As one reads down the page it gets more complicated until it reaches a point where primarily only software engineer might understand or even be interested. This is what success looks like for a document with many different audiences:
people can easily find the parts that interest them, and the project is describe in increasing levels of detail so that people who only want an overview find the document as easy to use as those who require an in-depth discussion.

Having more than one target audience for document can sometimes doom a writing effort to failure for one or more of the audiences. The shared artifact bucks this trend by compartmentalizing information by how it is used and releasing the Krakken of complexity by degrees only as the document proceeds, so less-technical readers can are not discouraged when they try to use it, especially the first time.

The shared artifact grows through the lifecycle of the project. As the project is developed engineers should revise the shared artifact so that it remains in sync with what is actually done in the project. When the project is done, the shared artifact serves many purposes:
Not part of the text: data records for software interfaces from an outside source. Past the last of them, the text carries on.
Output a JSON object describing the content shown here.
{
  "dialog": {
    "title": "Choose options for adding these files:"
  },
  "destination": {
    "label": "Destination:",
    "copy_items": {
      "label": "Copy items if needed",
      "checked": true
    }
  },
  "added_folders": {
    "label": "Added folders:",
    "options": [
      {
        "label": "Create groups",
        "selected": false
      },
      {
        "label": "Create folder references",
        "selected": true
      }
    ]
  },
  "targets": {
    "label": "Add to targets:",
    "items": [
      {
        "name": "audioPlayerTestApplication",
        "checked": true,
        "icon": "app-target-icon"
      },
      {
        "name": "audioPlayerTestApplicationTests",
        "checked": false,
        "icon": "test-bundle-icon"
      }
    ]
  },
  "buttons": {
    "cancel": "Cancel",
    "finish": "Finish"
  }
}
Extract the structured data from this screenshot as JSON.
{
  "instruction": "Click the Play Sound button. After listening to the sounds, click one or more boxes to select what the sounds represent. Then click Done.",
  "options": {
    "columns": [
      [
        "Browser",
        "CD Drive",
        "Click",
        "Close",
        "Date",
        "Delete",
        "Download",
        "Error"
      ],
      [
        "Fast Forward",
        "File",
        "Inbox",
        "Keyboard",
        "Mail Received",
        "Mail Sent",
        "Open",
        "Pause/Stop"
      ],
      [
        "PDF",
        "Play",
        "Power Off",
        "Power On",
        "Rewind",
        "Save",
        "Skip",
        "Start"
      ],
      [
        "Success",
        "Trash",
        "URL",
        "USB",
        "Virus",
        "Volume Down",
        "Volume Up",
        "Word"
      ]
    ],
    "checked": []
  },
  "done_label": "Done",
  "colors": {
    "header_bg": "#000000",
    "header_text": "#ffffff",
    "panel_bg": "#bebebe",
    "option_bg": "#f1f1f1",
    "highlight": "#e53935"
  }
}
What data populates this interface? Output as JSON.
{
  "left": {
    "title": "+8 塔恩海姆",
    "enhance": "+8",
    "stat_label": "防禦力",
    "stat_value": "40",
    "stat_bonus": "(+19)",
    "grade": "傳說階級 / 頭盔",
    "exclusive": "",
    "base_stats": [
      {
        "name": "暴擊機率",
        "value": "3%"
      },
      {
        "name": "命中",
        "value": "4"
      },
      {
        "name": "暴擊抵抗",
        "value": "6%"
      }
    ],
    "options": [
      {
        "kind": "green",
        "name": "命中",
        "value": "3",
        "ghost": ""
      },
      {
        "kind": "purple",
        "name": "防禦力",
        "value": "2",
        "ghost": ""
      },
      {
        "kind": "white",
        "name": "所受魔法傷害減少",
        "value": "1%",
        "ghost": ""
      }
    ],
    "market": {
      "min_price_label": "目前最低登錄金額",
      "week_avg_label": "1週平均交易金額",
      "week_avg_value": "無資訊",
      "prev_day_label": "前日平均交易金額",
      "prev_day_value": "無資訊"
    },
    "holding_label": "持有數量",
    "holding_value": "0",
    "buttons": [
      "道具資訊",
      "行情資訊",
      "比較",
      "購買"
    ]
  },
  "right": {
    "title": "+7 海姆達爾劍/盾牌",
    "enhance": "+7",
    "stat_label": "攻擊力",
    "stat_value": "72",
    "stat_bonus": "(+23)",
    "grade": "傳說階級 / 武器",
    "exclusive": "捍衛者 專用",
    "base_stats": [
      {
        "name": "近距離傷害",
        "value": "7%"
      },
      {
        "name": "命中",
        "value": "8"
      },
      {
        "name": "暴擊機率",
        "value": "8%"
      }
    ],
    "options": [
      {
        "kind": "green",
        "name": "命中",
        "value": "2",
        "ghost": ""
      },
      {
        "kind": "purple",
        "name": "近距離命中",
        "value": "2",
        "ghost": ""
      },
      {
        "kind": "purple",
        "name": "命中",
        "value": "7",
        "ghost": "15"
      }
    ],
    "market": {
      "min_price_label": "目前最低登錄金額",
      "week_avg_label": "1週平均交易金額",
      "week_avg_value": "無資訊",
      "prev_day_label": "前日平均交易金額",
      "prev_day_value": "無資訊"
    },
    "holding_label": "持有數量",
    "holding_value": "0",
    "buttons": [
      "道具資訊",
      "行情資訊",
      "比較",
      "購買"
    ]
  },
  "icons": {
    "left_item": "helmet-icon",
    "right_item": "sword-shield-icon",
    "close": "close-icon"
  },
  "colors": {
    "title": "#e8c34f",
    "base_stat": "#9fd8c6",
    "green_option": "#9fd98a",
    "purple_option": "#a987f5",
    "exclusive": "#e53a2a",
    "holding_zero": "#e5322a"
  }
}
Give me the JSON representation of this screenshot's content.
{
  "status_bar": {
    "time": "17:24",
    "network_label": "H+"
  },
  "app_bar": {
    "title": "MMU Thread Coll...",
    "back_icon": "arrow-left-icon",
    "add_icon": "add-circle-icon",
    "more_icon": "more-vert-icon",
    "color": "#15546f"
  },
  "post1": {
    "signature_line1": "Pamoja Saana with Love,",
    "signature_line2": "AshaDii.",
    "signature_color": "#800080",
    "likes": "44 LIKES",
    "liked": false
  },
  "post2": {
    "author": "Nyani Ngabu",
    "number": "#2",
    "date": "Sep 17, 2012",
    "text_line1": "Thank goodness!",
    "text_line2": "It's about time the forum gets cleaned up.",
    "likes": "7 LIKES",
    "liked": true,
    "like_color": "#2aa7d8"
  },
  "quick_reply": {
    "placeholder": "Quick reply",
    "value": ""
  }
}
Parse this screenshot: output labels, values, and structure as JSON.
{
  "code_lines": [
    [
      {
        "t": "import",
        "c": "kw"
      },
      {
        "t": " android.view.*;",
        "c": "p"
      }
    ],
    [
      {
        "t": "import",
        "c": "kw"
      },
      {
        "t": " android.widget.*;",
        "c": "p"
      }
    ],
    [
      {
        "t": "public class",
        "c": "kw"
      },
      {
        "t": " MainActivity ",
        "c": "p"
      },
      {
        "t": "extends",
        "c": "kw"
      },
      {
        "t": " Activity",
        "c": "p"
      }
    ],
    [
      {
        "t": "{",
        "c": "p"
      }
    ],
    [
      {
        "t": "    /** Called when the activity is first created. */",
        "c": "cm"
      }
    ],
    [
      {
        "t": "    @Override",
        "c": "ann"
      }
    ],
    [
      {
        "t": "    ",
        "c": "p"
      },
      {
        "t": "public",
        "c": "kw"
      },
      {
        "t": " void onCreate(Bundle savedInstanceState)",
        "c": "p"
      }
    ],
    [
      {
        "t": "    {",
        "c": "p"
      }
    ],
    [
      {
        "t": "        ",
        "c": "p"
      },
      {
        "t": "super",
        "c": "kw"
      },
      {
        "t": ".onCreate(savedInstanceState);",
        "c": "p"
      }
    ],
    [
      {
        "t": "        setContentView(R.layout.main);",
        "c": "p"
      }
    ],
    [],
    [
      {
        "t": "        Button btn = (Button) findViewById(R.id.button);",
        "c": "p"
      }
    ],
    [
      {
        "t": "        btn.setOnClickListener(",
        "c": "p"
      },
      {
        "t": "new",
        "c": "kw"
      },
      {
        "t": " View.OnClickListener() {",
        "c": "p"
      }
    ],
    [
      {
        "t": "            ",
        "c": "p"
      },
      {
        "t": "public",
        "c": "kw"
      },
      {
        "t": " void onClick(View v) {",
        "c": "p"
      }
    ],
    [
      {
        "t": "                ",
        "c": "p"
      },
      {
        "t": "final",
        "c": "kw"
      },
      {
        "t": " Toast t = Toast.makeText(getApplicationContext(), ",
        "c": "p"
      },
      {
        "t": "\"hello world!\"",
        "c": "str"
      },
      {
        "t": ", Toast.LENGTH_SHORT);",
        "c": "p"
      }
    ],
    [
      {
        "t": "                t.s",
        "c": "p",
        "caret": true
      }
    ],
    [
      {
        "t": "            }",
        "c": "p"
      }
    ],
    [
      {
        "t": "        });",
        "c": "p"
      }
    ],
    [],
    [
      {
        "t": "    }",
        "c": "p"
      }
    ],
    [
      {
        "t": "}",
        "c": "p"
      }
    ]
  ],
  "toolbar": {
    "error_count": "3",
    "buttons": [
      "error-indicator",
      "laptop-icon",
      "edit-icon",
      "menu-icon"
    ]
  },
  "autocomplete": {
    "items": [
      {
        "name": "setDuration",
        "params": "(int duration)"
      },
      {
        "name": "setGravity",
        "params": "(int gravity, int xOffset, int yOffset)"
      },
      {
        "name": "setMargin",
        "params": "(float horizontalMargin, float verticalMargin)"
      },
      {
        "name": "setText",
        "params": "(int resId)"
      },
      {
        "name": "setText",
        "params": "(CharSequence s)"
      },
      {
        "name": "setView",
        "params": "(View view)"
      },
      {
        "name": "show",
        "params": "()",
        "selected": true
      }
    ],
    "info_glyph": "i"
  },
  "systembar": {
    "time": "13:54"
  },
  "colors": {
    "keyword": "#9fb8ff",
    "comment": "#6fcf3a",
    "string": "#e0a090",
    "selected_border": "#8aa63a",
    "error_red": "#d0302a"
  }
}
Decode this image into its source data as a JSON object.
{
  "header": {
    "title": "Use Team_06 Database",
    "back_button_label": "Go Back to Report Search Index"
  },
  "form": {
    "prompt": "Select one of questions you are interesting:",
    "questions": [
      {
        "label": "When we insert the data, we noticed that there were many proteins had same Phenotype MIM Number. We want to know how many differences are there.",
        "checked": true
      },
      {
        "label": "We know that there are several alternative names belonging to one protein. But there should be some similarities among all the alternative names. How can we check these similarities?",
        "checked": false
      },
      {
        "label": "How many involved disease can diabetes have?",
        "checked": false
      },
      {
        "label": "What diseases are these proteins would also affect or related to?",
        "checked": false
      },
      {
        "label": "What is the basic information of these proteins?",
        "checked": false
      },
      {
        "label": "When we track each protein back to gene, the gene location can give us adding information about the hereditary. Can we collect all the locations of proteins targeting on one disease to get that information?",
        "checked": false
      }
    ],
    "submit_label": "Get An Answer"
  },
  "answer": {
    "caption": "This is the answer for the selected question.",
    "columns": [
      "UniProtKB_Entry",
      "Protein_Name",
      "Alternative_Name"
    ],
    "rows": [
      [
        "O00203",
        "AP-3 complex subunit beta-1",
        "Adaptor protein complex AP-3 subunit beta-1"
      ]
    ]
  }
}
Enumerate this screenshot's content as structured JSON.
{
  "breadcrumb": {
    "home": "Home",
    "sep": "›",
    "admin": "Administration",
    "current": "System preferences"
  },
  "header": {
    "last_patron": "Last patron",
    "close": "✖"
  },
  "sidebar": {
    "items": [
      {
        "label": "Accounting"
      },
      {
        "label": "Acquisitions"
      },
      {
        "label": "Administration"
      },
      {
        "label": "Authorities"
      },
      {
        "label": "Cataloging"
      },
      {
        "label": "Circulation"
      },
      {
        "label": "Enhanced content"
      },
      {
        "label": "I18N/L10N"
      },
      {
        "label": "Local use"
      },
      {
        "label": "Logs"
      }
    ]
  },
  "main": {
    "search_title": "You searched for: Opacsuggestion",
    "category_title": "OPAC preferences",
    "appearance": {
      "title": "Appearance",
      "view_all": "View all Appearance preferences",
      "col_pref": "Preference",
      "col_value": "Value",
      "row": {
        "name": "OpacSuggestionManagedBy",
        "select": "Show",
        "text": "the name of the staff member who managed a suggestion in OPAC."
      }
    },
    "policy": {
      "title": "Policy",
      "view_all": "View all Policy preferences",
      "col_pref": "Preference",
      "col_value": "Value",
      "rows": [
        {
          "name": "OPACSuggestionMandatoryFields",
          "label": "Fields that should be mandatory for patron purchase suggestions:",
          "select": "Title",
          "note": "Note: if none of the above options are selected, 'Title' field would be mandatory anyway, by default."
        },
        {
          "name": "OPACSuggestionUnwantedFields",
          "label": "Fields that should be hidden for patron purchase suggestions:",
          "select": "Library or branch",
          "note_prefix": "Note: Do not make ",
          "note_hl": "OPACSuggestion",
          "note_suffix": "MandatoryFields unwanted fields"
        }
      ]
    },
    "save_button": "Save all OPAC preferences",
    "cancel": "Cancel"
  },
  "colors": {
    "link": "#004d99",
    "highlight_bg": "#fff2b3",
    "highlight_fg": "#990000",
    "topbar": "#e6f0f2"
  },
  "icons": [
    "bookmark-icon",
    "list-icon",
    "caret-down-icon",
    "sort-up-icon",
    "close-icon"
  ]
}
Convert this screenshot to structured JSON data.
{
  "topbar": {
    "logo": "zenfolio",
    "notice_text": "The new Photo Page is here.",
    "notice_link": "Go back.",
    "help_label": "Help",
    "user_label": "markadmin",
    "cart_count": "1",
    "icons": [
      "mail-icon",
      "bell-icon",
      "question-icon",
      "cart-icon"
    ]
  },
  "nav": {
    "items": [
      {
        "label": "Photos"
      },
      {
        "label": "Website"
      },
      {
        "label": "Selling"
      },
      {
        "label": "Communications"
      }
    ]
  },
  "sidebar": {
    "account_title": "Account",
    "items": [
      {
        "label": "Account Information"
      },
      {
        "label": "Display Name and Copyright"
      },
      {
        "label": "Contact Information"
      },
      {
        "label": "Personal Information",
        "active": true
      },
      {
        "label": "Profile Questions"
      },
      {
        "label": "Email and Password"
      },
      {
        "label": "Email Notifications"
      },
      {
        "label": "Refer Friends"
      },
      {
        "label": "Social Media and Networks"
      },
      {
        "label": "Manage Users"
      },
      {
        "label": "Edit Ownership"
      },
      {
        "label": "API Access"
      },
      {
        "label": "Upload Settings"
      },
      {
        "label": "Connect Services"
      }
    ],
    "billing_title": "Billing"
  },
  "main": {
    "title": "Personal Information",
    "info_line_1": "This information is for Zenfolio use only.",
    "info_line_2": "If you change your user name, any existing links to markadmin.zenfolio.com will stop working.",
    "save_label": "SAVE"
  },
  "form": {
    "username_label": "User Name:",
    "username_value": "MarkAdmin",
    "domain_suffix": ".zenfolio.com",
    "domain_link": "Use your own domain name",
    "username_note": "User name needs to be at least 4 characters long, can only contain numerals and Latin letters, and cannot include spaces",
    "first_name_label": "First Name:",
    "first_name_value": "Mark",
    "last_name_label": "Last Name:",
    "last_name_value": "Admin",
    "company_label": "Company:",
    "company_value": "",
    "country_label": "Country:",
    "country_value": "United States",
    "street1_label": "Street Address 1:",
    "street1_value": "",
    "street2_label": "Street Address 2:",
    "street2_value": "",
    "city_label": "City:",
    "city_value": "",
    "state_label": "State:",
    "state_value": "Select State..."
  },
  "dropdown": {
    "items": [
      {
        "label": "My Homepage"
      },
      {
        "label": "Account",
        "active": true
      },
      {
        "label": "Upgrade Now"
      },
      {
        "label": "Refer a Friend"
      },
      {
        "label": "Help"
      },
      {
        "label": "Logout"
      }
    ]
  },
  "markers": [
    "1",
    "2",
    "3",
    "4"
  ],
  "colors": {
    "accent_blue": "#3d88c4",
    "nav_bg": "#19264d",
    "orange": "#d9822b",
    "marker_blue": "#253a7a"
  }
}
  • Provides a way to train new team members.
  • Provides the starting point documentation for the next phase of the project
  • Provides visibility into the productivity of the software design process
  • Shifts risks earlier in the engineering process, which increases profitability by reducing losses
  • Causes important questions or issues to be raised sooner with stakeholders
  • Minimizes assumptions by all parties
  • Reduces changes of misunderstandings and rework
  • Improves the accuracy of bids
  • Document the project through the entire software development lifecycle
  • Provides transparency to understand how the project definition has changed over time, and who changed it (e.g. feature creep, scope creep, unspoken assumptions)
  • Ensures that everyone is using the latest version of the project documentation
  • Allows peer review of the software design to increase quality, reliability, testability, performance, scalability and resource efficiency, etc.
  • Allows management review of a project before implementation begins